_Element data from apps and pages_.
=== Section Start ===

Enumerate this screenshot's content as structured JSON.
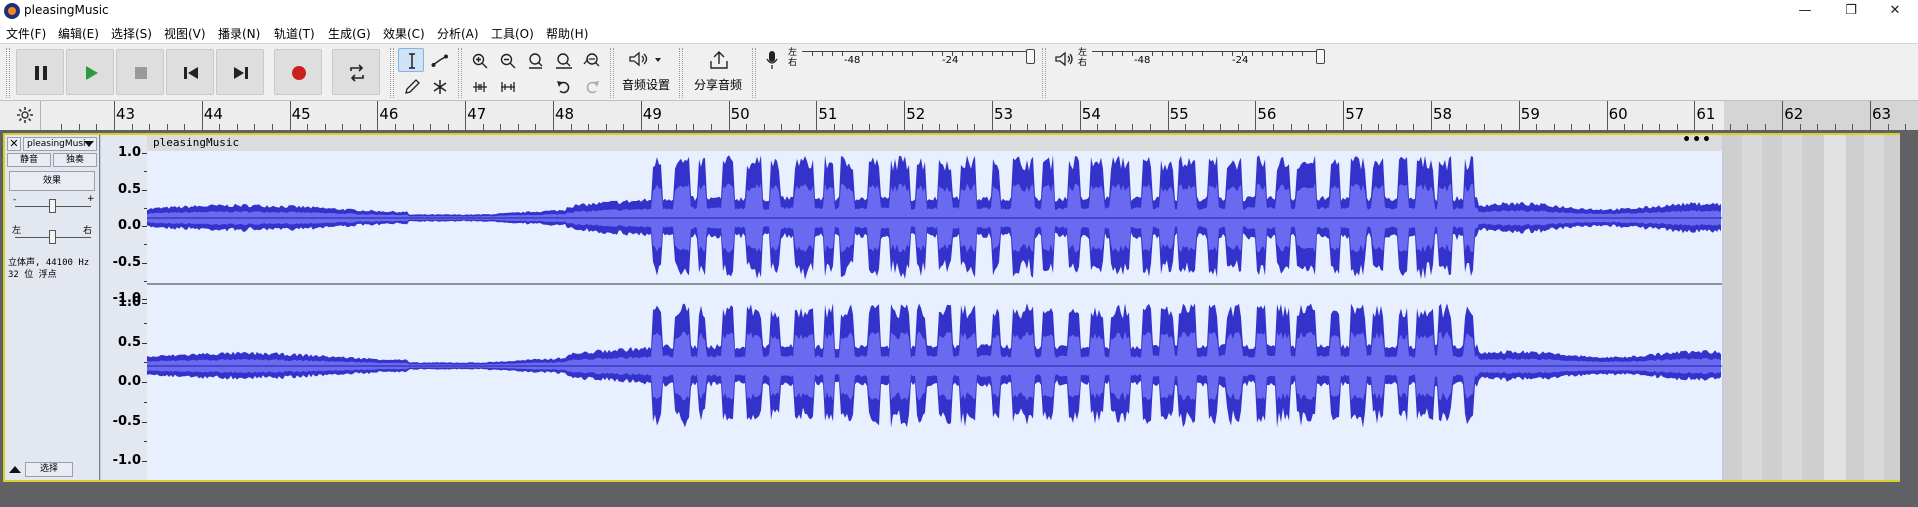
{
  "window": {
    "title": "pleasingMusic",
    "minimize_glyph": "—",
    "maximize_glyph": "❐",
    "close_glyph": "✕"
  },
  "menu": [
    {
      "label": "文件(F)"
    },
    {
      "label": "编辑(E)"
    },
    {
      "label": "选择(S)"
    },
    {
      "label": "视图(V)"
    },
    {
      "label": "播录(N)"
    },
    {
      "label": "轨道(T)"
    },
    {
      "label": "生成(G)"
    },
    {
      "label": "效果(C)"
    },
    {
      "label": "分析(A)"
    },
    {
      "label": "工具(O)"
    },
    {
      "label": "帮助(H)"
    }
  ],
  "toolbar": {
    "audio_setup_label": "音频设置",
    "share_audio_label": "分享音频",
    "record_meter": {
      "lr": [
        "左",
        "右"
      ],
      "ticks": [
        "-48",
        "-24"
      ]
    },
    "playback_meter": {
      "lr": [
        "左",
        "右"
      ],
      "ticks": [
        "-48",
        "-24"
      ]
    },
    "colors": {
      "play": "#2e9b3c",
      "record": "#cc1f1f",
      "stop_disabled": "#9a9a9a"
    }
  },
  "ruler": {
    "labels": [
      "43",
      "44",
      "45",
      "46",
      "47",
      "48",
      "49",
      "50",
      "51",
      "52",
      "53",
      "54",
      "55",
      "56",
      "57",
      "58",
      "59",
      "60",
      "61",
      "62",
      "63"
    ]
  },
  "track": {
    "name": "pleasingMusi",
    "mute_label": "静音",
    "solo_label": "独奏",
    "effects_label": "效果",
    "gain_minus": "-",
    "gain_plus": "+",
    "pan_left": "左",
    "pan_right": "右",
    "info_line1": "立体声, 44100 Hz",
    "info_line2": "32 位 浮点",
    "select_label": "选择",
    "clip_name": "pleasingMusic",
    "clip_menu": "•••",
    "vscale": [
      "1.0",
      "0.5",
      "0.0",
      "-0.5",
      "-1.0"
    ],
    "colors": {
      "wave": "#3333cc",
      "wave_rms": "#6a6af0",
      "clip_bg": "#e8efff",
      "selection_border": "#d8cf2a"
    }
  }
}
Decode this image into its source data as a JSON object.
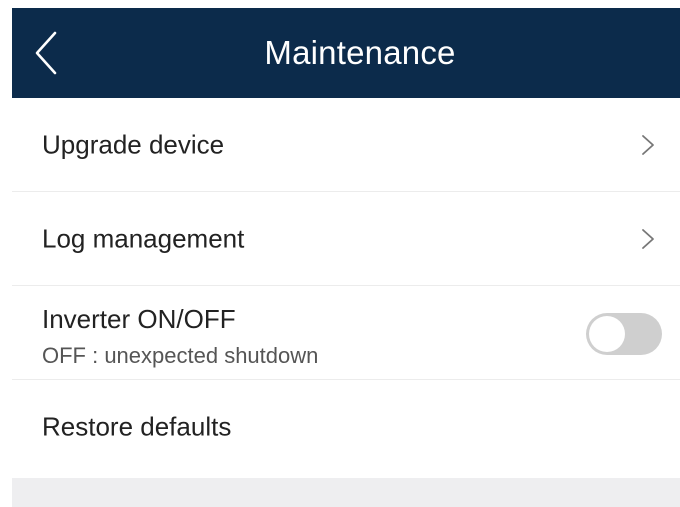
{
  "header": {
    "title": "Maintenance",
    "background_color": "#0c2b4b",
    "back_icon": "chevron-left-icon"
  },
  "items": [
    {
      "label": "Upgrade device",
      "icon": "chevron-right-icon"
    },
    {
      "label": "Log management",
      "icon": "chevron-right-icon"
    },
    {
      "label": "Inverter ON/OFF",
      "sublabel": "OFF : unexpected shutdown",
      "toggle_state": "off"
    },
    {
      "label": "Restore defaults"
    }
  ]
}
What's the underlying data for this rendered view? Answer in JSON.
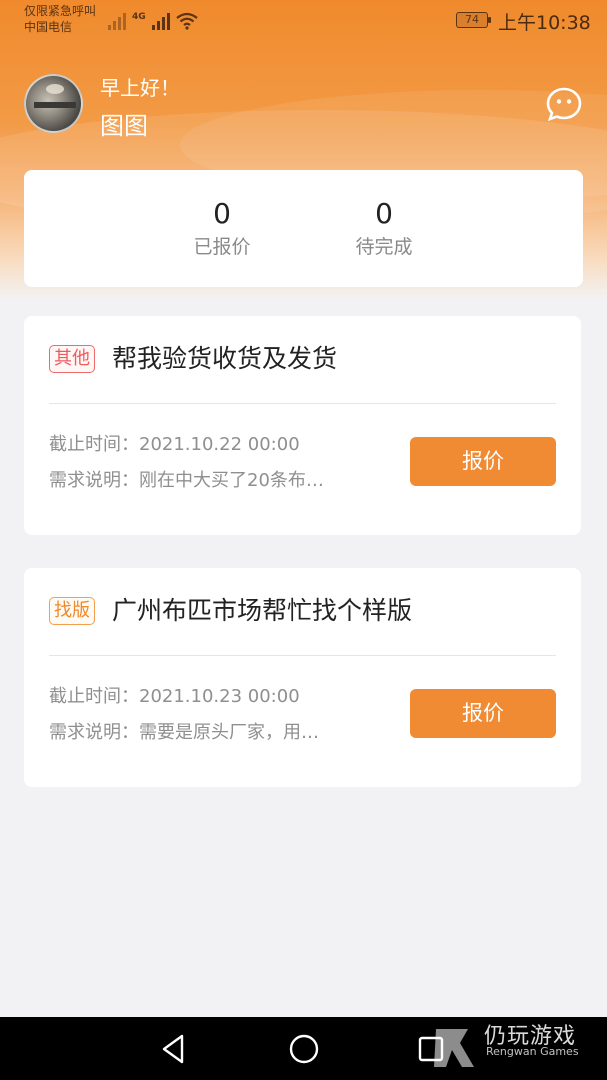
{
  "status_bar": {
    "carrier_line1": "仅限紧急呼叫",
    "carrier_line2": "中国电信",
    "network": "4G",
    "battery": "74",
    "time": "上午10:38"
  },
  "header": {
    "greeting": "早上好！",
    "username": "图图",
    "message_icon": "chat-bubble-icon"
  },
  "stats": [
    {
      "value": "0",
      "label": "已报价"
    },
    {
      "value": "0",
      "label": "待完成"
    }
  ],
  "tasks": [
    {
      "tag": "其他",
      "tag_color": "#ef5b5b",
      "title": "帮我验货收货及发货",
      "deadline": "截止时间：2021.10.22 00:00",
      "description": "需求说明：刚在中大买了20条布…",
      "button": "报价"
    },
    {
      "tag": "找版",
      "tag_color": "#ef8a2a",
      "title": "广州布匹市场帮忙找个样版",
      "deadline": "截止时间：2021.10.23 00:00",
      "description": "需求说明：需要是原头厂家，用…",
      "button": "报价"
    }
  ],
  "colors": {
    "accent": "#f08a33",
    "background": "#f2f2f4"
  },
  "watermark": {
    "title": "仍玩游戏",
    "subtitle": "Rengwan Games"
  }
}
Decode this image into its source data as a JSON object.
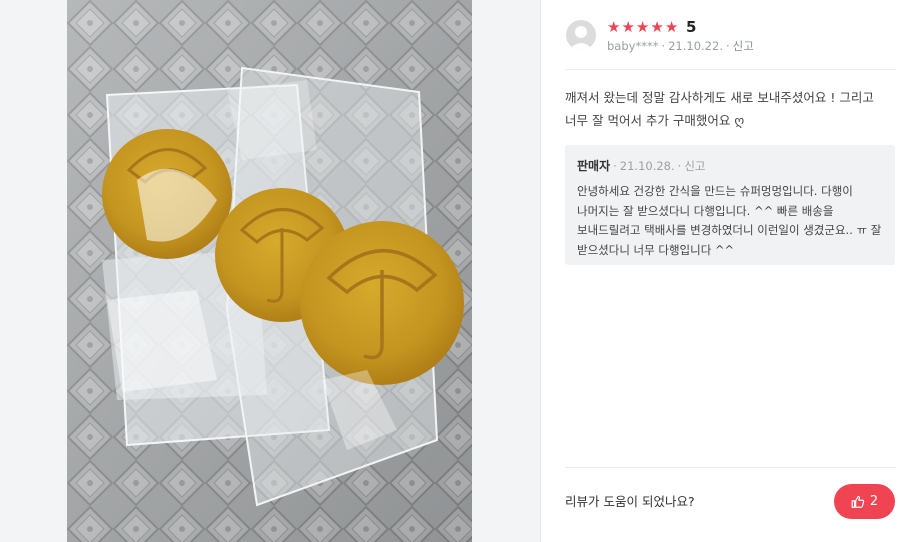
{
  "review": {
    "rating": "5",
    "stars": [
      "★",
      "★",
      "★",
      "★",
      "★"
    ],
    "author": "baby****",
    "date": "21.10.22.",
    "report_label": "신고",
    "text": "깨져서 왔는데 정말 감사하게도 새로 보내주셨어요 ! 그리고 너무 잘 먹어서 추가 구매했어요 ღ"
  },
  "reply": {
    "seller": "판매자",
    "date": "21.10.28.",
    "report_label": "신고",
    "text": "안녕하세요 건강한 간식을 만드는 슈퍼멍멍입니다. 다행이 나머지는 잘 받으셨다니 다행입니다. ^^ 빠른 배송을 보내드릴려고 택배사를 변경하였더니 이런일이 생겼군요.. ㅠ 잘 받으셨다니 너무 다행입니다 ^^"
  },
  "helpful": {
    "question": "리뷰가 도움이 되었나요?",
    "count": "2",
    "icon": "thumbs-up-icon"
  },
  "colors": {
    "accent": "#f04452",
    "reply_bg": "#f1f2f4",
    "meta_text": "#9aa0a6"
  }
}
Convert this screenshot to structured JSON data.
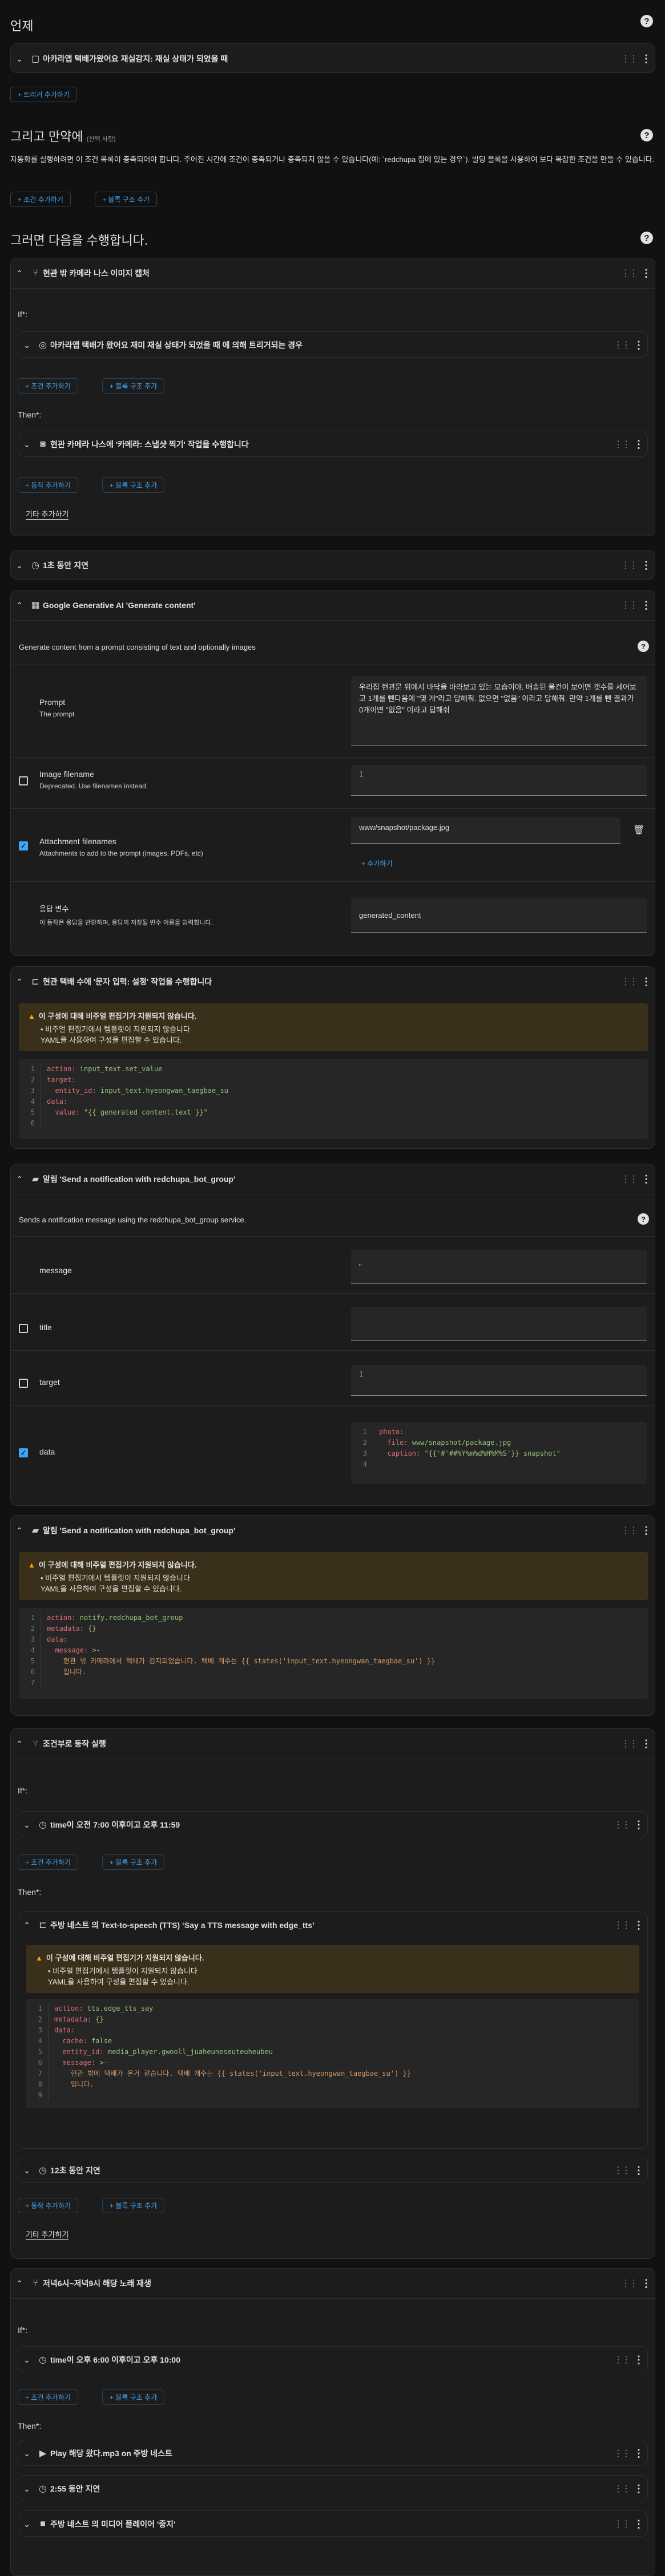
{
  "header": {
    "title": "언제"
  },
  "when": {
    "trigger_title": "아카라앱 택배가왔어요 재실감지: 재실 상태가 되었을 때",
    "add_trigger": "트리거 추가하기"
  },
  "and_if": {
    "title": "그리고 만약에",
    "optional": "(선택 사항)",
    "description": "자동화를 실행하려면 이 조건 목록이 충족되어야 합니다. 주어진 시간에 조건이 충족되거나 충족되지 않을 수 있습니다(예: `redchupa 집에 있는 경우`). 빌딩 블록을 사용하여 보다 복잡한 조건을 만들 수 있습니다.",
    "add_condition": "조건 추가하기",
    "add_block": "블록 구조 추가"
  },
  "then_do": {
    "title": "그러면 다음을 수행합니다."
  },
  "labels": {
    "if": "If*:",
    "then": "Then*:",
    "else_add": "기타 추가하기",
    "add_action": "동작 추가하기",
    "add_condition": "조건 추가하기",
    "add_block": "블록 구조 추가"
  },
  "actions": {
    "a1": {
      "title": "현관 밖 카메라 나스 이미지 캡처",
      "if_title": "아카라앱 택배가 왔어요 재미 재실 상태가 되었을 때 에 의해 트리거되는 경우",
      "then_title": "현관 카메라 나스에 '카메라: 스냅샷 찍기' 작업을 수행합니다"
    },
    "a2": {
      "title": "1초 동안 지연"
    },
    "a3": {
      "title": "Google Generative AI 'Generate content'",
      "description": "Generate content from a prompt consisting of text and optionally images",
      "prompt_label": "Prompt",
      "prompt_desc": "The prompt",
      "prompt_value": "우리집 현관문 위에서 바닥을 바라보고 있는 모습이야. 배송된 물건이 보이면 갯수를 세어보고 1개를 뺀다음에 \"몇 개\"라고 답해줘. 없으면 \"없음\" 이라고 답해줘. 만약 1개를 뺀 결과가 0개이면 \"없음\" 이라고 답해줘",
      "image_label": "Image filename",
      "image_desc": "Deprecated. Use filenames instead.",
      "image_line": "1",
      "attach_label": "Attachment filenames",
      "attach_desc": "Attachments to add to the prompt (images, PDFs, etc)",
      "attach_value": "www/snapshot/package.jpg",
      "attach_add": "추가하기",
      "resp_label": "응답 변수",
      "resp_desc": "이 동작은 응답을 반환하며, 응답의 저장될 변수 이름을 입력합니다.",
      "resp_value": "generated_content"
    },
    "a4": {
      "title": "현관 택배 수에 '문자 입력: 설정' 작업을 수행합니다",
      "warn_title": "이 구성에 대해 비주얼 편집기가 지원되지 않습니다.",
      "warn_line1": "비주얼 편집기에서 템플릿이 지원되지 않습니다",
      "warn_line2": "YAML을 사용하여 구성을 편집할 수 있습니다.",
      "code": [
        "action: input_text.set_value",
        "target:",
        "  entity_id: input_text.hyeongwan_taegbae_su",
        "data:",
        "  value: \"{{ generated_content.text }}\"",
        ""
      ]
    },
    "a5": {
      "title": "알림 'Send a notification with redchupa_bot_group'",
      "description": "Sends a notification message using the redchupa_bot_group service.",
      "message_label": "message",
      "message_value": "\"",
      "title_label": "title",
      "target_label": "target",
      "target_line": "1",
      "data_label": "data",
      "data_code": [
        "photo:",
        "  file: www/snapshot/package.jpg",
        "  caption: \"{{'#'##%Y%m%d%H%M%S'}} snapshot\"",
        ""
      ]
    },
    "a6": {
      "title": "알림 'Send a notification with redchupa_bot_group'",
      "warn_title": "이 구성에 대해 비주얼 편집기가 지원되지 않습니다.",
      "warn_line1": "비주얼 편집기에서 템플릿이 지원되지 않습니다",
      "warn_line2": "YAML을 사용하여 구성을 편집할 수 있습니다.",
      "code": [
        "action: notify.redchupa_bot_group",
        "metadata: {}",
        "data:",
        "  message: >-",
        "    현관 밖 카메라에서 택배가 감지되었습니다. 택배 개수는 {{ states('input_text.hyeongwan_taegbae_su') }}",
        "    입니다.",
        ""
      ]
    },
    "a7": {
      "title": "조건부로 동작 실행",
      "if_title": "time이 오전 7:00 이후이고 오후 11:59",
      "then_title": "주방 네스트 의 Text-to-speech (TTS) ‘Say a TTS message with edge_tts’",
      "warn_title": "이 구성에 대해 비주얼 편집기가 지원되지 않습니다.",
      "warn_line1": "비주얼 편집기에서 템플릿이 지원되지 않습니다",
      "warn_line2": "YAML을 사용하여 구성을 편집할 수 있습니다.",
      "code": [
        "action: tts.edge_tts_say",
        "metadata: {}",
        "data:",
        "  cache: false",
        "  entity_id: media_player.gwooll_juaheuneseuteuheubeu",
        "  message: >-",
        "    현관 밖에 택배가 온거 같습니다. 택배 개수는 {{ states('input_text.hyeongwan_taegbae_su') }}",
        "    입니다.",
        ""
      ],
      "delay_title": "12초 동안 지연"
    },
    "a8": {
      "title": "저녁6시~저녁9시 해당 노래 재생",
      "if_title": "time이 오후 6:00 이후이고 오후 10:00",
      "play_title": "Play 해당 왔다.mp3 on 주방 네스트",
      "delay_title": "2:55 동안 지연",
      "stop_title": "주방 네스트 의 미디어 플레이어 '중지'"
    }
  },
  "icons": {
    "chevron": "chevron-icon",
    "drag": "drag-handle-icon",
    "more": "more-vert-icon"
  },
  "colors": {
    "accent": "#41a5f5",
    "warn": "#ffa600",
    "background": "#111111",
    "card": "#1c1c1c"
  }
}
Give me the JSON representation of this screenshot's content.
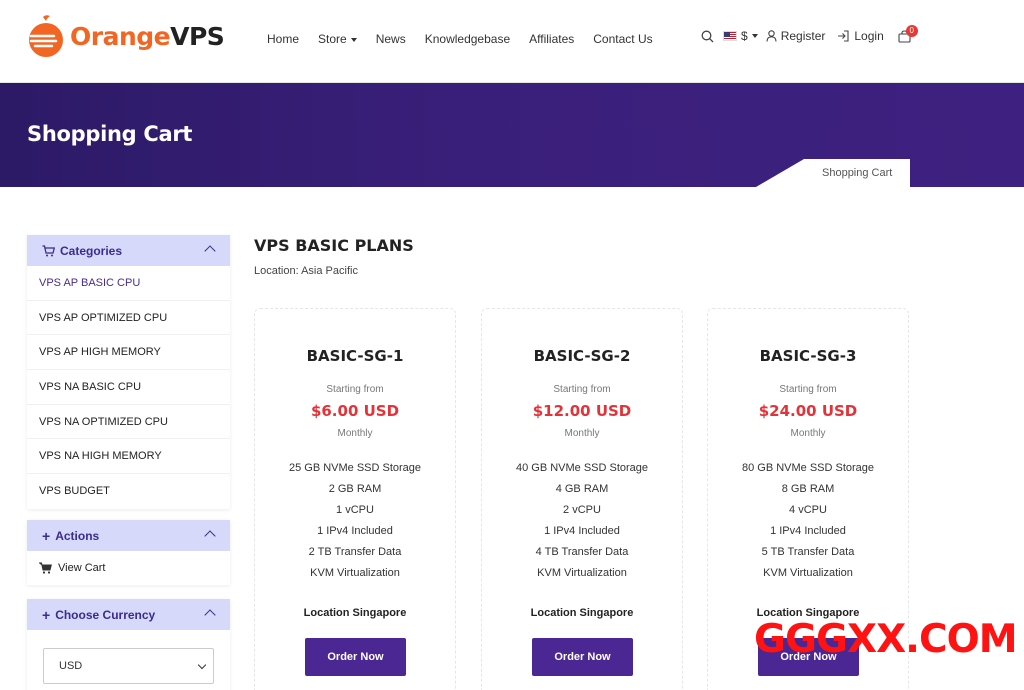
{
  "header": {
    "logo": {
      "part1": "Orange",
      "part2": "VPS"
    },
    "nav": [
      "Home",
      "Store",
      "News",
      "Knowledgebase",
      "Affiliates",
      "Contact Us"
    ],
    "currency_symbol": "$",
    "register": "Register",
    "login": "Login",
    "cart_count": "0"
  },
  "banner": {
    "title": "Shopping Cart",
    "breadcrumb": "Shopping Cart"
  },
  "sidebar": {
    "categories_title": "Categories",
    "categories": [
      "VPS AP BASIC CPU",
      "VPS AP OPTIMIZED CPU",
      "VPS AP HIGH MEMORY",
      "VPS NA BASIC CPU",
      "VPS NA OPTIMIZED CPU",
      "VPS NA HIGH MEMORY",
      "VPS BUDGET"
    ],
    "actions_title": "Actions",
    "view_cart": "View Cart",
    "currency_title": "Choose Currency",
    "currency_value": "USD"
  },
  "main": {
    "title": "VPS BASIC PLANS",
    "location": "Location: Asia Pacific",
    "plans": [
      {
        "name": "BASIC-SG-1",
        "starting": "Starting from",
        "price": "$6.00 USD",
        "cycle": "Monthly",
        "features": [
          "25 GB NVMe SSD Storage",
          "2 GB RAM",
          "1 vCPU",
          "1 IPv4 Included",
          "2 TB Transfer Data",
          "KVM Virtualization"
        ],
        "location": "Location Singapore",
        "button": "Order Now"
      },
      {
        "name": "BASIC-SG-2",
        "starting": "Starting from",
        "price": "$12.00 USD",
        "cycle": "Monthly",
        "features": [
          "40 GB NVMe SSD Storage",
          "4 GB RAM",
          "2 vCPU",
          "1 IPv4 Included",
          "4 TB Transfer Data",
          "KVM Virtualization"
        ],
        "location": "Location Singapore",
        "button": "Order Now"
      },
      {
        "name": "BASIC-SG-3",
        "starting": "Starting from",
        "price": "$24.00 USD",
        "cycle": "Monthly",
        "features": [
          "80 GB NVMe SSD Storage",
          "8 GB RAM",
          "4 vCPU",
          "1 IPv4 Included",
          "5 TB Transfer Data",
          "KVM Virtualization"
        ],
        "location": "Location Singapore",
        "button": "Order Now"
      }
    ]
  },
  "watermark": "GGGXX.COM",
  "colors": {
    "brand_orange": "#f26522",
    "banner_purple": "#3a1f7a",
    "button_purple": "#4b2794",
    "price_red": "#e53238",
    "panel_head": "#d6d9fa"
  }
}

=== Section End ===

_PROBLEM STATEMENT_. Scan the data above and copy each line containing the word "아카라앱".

_ANSWER SPACE_.
    "trigger_title": "아카라앱 택배가왔어요 재실감지: 재실 상태가 되었을 때",
      "if_title": "아카라앱 택배가 왔어요 재미 재실 상태가 되었을 때 에 의해 트리거되는 경우",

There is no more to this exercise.